▸ Action item
What the response needs is every record, repeated verbatim, and no images.

▸ Recorded information
□ □ □ □
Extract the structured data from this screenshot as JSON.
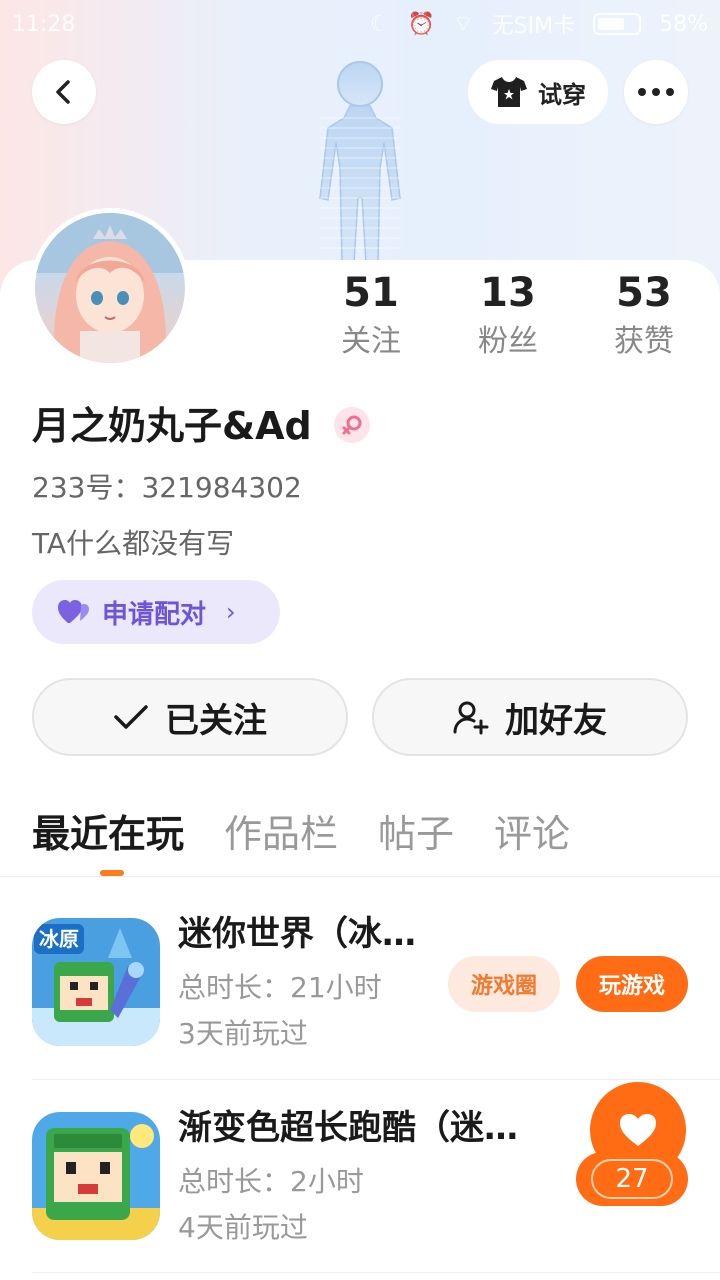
{
  "status_bar": {
    "time": "11:28",
    "carrier": "无SIM卡",
    "battery": "58%"
  },
  "header": {
    "tryon_label": "试穿"
  },
  "profile": {
    "username": "月之奶丸子&Ad",
    "account_id": "233号：321984302",
    "bio": "TA什么都没有写",
    "pair_label": "申请配对"
  },
  "stats": [
    {
      "value": "51",
      "label": "关注"
    },
    {
      "value": "13",
      "label": "粉丝"
    },
    {
      "value": "53",
      "label": "获赞"
    }
  ],
  "actions": {
    "followed_label": "已关注",
    "add_friend_label": "加好友"
  },
  "tabs": [
    {
      "label": "最近在玩",
      "active": true
    },
    {
      "label": "作品栏",
      "active": false
    },
    {
      "label": "帖子",
      "active": false
    },
    {
      "label": "评论",
      "active": false
    }
  ],
  "games": [
    {
      "name": "迷你世界（冰…",
      "duration": "总时长：21小时",
      "last_played": "3天前玩过",
      "icon_text": "冰原",
      "circle_label": "游戏圈",
      "play_label": "玩游戏"
    },
    {
      "name": "渐变色超长跑酷（迷…",
      "duration": "总时长：2小时",
      "last_played": "4天前玩过"
    }
  ],
  "like": {
    "count": "27"
  },
  "colors": {
    "accent": "#ff6c13",
    "pair_purple": "#6d55d6"
  }
}
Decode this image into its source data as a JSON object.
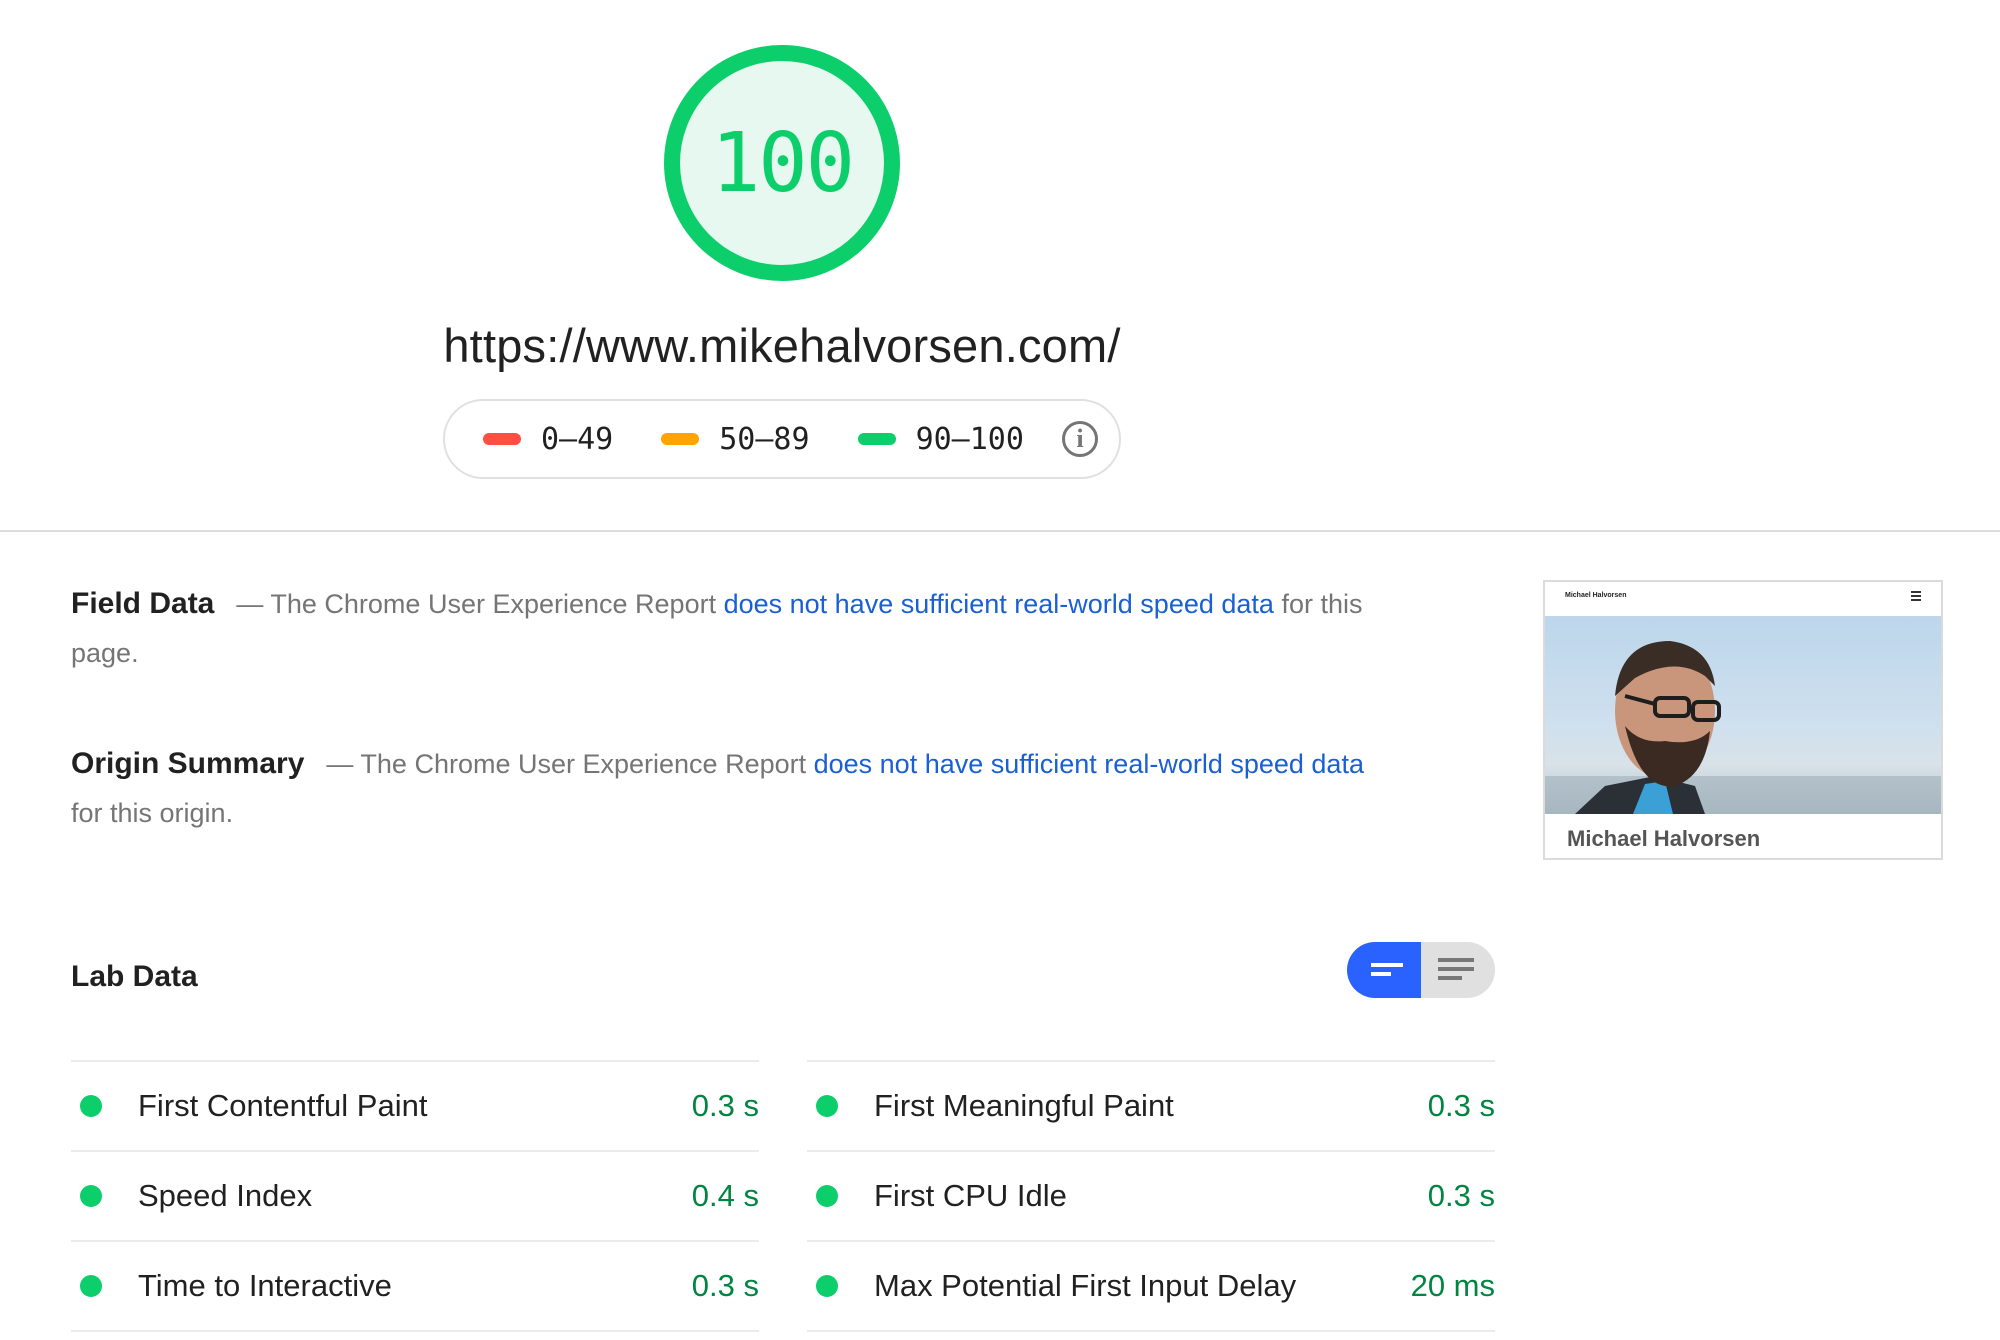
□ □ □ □
▸ Result
Extract the structured data from this screenshot as JSON.
{
  "status_bar": {
    "time": "11:28",
    "carrier": "无SIM卡",
    "battery": "58%"
  },
  "header": {
    "tryon_label": "试穿"
  },
  "profile": {
    "username": "月之奶丸子&Ad",
    "account_id": "233号：321984302",
    "bio": "TA什么都没有写",
    "pair_label": "申请配对"
  },
  "stats": [
    {
      "value": "51",
      "label": "关注"
    },
    {
      "value": "13",
      "label": "粉丝"
    },
    {
      "value": "53",
      "label": "获赞"
    }
  ],
  "actions": {
    "followed_label": "已关注",
    "add_friend_label": "加好友"
  },
  "tabs": [
    {
      "label": "最近在玩",
      "active": true
    },
    {
      "label": "作品栏",
      "active": false
    },
    {
      "label": "帖子",
      "active": false
    },
    {
      "label": "评论",
      "active": false
    }
  ],
  "games": [
    {
      "name": "迷你世界（冰…",
      "duration": "总时长：21小时",
      "last_played": "3天前玩过",
      "icon_text": "冰原",
      "circle_label": "游戏圈",
      "play_label": "玩游戏"
    },
    {
      "name": "渐变色超长跑酷（迷…",
      "duration": "总时长：2小时",
      "last_played": "4天前玩过"
    }
  ],
  "like": {
    "count": "27"
  },
  "colors": {
    "accent": "#ff6c13",
    "pair_purple": "#6d55d6"
  }
}
Decode this image into its source data as a JSON object.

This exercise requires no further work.